• What to do:
Wherever "this" appears in a line of the records below, count that line, and report only the number.

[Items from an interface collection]
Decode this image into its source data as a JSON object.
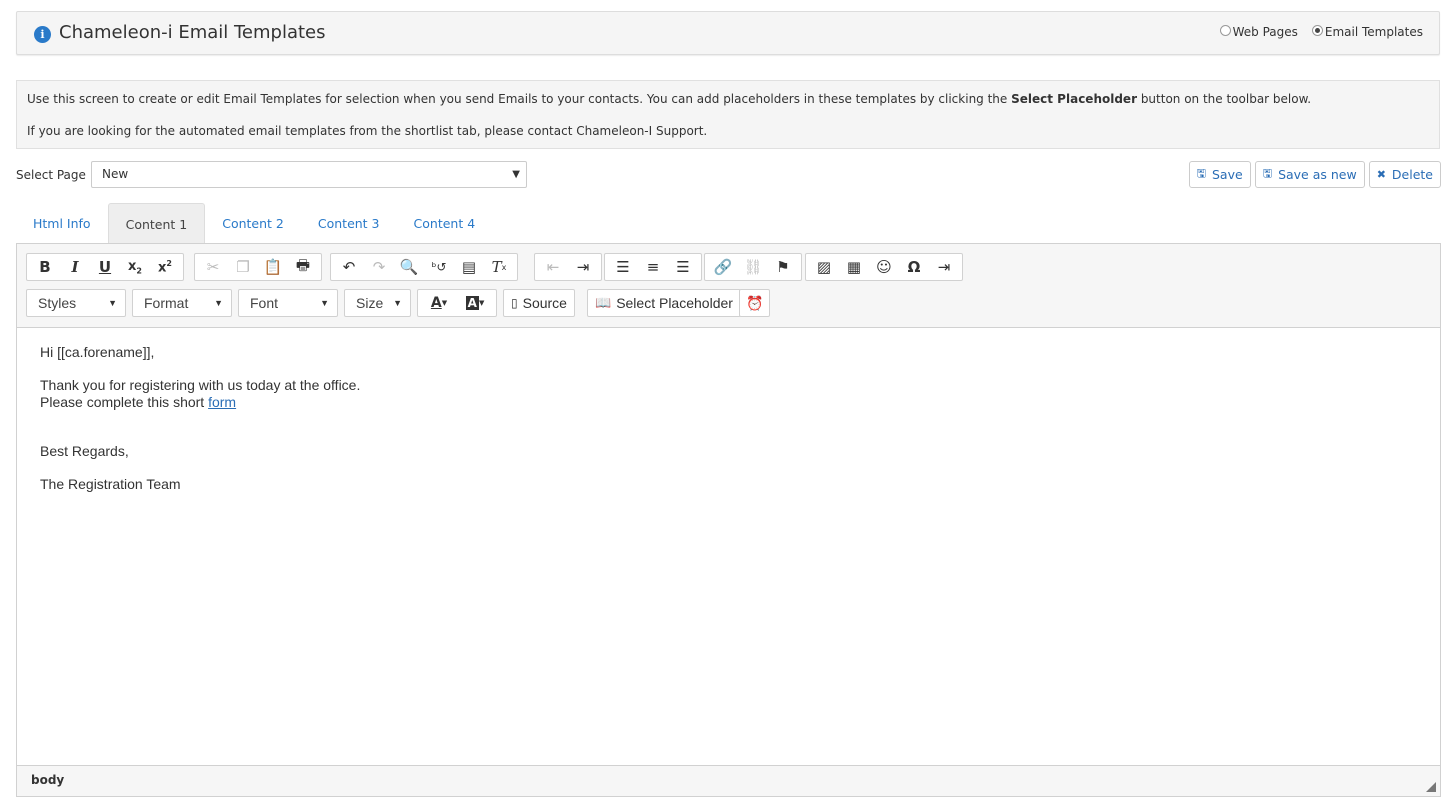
{
  "header": {
    "title": "Chameleon-i Email Templates",
    "info_icon": "info-circle-icon",
    "radio_web_pages": "Web Pages",
    "radio_email_templates": "Email Templates",
    "selected": "Email Templates"
  },
  "notice": {
    "line1_pre": "Use this screen to create or edit Email Templates for selection when you send Emails to your contacts. You can add placeholders in these templates by clicking the ",
    "line1_bold": "Select Placeholder",
    "line1_post": " button on the toolbar below.",
    "line2": "If you are looking for the automated email templates from the shortlist tab, please contact Chameleon-I Support."
  },
  "page_select": {
    "label": "Select Page",
    "value": "New"
  },
  "actions": {
    "save": "Save",
    "save_as_new": "Save as new",
    "delete": "Delete"
  },
  "tabs": [
    {
      "label": "Html Info",
      "active": false
    },
    {
      "label": "Content 1",
      "active": true
    },
    {
      "label": "Content 2",
      "active": false
    },
    {
      "label": "Content 3",
      "active": false
    },
    {
      "label": "Content 4",
      "active": false
    }
  ],
  "toolbar": {
    "styles": "Styles",
    "format": "Format",
    "font": "Font",
    "size": "Size",
    "source": "Source",
    "select_placeholder": "Select Placeholder"
  },
  "content": {
    "greeting": "Hi [[ca.forename]],",
    "line1": "Thank you for registering with us today at the office.",
    "line2_pre": "Please complete this short ",
    "line2_link": "form",
    "regards": "Best Regards,",
    "signature": "The Registration Team"
  },
  "statusbar": {
    "path": "body"
  }
}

• Response to the task:
3